- Must be of sound mind.
- The standard of mental capacity of a person is determined on the basis of;
- His ability to understand the effect of making the last will
- Ability to understand the general nature and character of the property
- He knows the beneficiaries of his bounty and their relationship with him
- The testator must execute the will voluntarily.
- The will must be executed in the presence of at least two witnesses.
- Witnesses must be 18 years or above and mentally sound.
- A beneficiary or anyone related to the beneficiary by blood, adoption, or marriage cannot be a witness. (But this is not so in the case of self-proving wills)
- The last will must be in writing, printed, typed, or in digital form.
- Failure to follow the above requirements will result in the probate court rejecting the will as invalid.
What are the four different types of last wills in Arizona?
- Non-self-proved/ witnesses wills
A.R.S. § 14-2502 requires non-self-proved wills to be in writing and signed by the testator or someone authorized by the testator in the testator’s conscious presence and at his direction. It must also be witnessed by at least two people who actually witnessed the testator placing the signature.
- Self-proved wills
A self-proving will is when the testator and witnesses declare in a self-proving affidavit that the will was executed in their presence. The self-proving affidavit is signed before a notary who will need to notarize the affidavit. What makes a self-proving will different from a non-self-proved will is that it includes a special affidavit wherein the signatures of the two witnesses are notarized by a notary public.
- Holographic/ handwritten wills
Pursuant to A.R.S. § 14-2503 handwritten wills are valid in Arizona. Holographic wills contain the handwriting of the testator.
- Electronics wills
A.R.S. §§ 14-2518 to 14-2523 allow the creation of electronic wills in Arizona. With the introduction of electronic wills the last wills can now be executed and witnessed remotely in Arizona. Electronic wills are created and maintained in electronic records. An electronic will must contain the electronic signature of the testator or someone authorized by the testator whose signature was placed in the direction and the conscious presence of the testator. At least two witnesses physically present with the testator must place their signatures electronically within a reasonable time after they witnessed the testator signing the will (A.R.S. § 14-2518(A) (3)). An electronic will must also include a copy of a government-issued identity card of the testator. To be a self-proving will, electronic wills must contain a notarized self-proving affidavit.

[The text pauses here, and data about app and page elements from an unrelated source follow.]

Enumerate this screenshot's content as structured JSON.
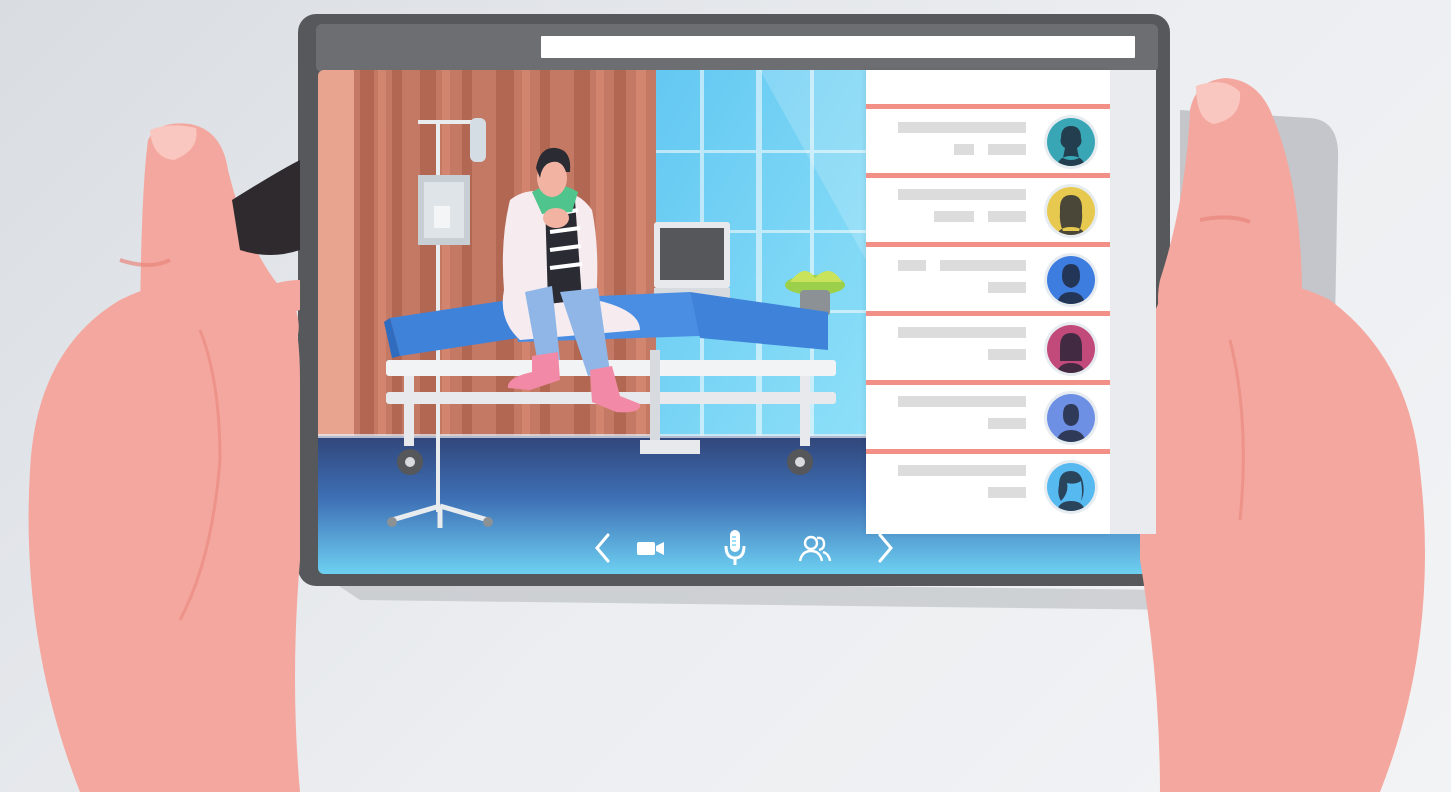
{
  "colors": {
    "background": "#e6e9ed",
    "tablet_frame": "#56585c",
    "tablet_header": "#6c6e72",
    "panel_divider": "#f28f86",
    "skin": "#f4a79e",
    "skin_shadow": "#e8867c",
    "bed_blue": "#4a8ee4",
    "floor_blue": "#3f6fb8",
    "window_blue": "#6ecff4",
    "wall": "#c47964"
  },
  "contacts": [
    {
      "avatar_bg": "#39a6b6",
      "icon": "avatar-curly-hair-icon"
    },
    {
      "avatar_bg": "#e7c94f",
      "icon": "avatar-long-hair-icon"
    },
    {
      "avatar_bg": "#3e7de0",
      "icon": "avatar-short-hair-icon"
    },
    {
      "avatar_bg": "#c24a7a",
      "icon": "avatar-bob-hair-icon"
    },
    {
      "avatar_bg": "#6d8fe4",
      "icon": "avatar-man-icon"
    },
    {
      "avatar_bg": "#56b9ef",
      "icon": "avatar-wavy-hair-icon"
    }
  ],
  "controls": [
    {
      "icon": "chevron-left-icon"
    },
    {
      "icon": "video-camera-icon"
    },
    {
      "icon": "microphone-icon"
    },
    {
      "icon": "participants-icon"
    },
    {
      "icon": "chevron-right-icon"
    }
  ]
}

Who are the main parties involved in making a last will?
A person who makes and executes a last will is known as a testator (drafter). Testator drafts clauses in a will in a manner directing how his property should be distributed at upon his death and who will be legally entitled to be in charge of his property.

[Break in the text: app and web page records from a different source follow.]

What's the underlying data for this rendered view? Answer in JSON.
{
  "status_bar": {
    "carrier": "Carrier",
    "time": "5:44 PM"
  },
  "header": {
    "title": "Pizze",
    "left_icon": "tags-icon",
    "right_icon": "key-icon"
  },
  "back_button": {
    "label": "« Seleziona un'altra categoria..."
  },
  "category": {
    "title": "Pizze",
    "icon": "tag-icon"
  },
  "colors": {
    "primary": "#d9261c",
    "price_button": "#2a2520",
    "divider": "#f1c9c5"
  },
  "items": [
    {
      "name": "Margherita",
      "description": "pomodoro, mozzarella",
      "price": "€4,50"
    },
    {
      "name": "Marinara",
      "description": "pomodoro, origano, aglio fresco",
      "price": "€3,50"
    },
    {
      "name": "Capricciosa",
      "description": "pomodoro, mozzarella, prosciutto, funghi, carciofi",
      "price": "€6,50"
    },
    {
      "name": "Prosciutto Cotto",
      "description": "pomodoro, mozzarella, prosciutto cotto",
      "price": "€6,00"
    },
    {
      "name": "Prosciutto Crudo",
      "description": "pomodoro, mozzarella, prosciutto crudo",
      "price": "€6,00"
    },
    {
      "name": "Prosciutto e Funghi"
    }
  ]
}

Beneficiaries are the persons who are named in the will and eligible to receive assets from the testator’s estate.
An executor called a personal representative in Arizona is the person appointed by a testator to carry out the wishes of the testator upon the testator’s death.
The trustee is the person named by the testator to manage the testator’s estate for the benefit of the beneficiaries.

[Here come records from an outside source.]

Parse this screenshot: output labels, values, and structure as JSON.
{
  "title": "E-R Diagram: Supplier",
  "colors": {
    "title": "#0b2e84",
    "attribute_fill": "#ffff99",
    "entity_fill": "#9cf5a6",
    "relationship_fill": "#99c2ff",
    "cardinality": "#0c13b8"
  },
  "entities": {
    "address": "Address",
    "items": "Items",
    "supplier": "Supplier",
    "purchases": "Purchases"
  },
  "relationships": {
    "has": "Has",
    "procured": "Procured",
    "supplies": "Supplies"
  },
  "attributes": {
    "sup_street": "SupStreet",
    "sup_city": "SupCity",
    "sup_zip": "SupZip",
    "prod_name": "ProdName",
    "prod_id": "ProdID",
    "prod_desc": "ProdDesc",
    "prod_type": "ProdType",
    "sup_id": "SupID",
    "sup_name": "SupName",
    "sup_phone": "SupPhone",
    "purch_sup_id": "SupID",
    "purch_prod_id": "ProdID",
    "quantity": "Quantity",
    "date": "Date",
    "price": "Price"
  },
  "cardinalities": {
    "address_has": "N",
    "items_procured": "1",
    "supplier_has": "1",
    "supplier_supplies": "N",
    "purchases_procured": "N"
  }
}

- Legal guardian
Where the testator has minor children, it is a best practice to name a legal guardian to care for any dependent children left without any living parent upon the testator’s death. If the last will does not name a legal guardian the court will appoint one. There is no guarantee that the court-appointed legal guardian will align with the kind of guardian the testator wishes for his children.
Can you change your last will?
A testator can make changes to his last will without revoking it altogether. This is done using a codicil. A codicil is executed much like a last will in the presence of witnesses. The same requirements for a valid last will apply to a codicil.
Generally, it is not recommended practice to write codicils since it unnecessarily complicates the understanding of a testator’s wishes as stated in the will. It can also be hard to keep all the relevant documents in one place.